→ Brief: For this exercise, output every line of the data as it stands.

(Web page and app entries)
════

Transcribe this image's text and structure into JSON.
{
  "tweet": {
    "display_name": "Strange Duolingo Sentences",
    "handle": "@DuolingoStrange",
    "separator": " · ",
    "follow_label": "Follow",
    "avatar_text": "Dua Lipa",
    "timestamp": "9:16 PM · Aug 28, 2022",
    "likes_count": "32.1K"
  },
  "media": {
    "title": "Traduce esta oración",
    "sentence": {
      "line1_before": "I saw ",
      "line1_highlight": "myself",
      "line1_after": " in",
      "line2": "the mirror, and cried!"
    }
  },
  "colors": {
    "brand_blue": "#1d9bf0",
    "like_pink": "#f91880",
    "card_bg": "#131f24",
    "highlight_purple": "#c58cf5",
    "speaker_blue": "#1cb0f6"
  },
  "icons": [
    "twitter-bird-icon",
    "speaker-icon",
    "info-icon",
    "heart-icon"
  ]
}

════

→ Solution for this exercise:
Transcribe this image's text and structure into JSON.
{
  "tweet": {
    "display_name": "Strange Duolingo Sentences",
    "handle": "@DuolingoStrange",
    "separator": " · ",
    "follow_label": "Follow",
    "avatar_text": "Dua Lipa",
    "timestamp": "9:16 PM · Aug 28, 2022",
    "likes_count": "32.1K"
  },
  "media": {
    "title": "Traduce esta oración",
    "sentence": {
      "line1_before": "I saw ",
      "line1_highlight": "myself",
      "line1_after": " in",
      "line2": "the mirror, and cried!"
    }
  },
  "colors": {
    "brand_blue": "#1d9bf0",
    "like_pink": "#f91880",
    "card_bg": "#131f24",
    "highlight_purple": "#c58cf5",
    "speaker_blue": "#1cb0f6"
  },
  "icons": [
    "twitter-bird-icon",
    "speaker-icon",
    "info-icon",
    "heart-icon"
  ]
}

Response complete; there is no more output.